A shallow reading of 'Station Eleven', with its troupe of actors and musicians performing Shakespeare in the ruins of civilisation, might accuse it of softness, a hopelessly naive vision of humanity. In most post apocalypse novels, culture is the first thing to go to the wall in the rush to bludgeon your neighbour with their own femur. 'Station Eleven' is an undeniably optimistic book, which one doesn't normally say about post-apocalypse fiction. Not only to people maintain their humanity in the face of total societal collapse, at the end, it's implied that one of the settlements has rediscovered electricity. It's hard to imagine an apocalypse more different than Ballard's stories of people's mental states regressing to reflect the ruined landscapes, or the string of awful yet totally rational decisions the protagonist takes on the road to hell to protect his family in John Christopher's 'The Death Of Grass'. However, while 'Station Eleven' doesn't dwell on the violence, it is most definitely still there. Mandel hasn't let her characters off the hook or taken the easy way out. Kirsten, August and the rest of the Travelling Symphony are people who have had to do horrible, violent things in order to survive, and suffered horrific violence in the process.
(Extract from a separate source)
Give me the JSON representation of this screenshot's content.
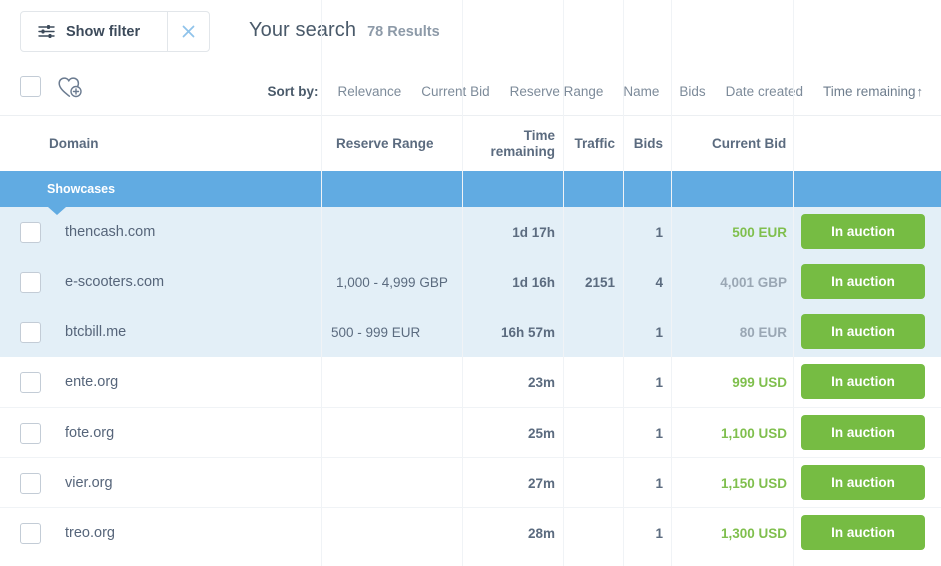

They have come out the other side, and they still think that Shakespeare and classical music are worth preserving. There's something wonderfully inspiring and moving in that.